Nikon D3s Review
Nikon D3s review – live view
For live view the mirror lifts up, blocking the view through the viewfinder, and gives a direct feed from the sensor to the 3in 920k-dot LCD screen. This is a feature that became an instant hit with professional photographers looking to take shots where previously they found it difficult to compose through the viewfinder, and allowed them to get more acurate results: overhead shots from a crowd, low angle shots, or a low-mounted tripod.
The D3s, as with previous Nikon models, offers two autofocus options in live view: tripod and handheld. Tripod mode uses a contrast detect AF from the sensor which is slightly slower than the dedicated AF sensor but allows a focus point to be selected from anywhere in the frame. The Handheld mode lowers the mirror briefly to focus and then raises it again, which results in a short loss of image on the LCD but much quicker focusing. Alternatively, manual focus can be used with an ability to zoom in to check sharpness.
Nikon D3s review – HD video
The live view function also allows the recording of High Definition video and records at the press of the central button on the thumb navigation pad. It records in a range of sizes up to 1280 x 720 pixels, output via HDMI at up to 1080i. The format is a motion JPEG AVI file which allows still images to be easily extracted, though is larger in file size than its superior H.264 alternative and limits HD recording to just 5mins.
Sound is offered from a built-in microphone in mono, or in stereo via a 3.5mm
mic input, allowing for professional microphones to be used.
Focusing using the Tripod live view AF can be deployed during filming, but this is relatively slow and motor noise may be picked up from the lens. For this reason it is best to prefocus or use manual adjustment.
Exposure modes can be manually set for full creative control; and by using the high ISO potential it is possible to achieve some stunning results.
Nikon D3s review – Magnesium alloy build
As a camera designed for professional use, the D3s needs to withstand knocks, bumps and even night shooting in the rain.
With this weather-sealed magnesium alloy body, it will take all of this in its stride.
Nikon D3s review – Dual CF slots
Under the protective card latch the D3s provides two CompactFlash card slots and has the ability to send video to one
card and stills to the other. Alternatively the second card can act as an overflow, backup or even split the JPEG and Raw files to suit your workflow.
Nikon D3s review – Vertical grip
The pro body has a vertical grip built in, which makes the camera easier to hold for portrait-format shots and includes a
second shutter button (with lock) plus front and rear dials.
Nikon D3s review – D-Movie

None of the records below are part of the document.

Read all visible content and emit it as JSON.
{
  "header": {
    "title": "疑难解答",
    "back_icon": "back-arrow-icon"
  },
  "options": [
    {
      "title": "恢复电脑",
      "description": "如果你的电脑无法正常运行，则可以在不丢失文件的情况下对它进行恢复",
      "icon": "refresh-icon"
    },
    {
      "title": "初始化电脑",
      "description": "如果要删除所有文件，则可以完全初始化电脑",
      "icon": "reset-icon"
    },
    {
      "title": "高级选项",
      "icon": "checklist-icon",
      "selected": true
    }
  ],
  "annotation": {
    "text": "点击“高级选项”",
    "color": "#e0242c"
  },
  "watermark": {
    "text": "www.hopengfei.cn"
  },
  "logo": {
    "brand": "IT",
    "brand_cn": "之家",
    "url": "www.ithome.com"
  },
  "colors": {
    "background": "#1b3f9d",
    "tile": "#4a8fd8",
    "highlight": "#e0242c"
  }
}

The D3s is the first full-frame Nikon body to feature HD video and offers users the ability to take high-quality movie clips alongside their stills. It records in 720P Motion JPEG AVI to a maximum of 5mins – or up to 20mins in VGA.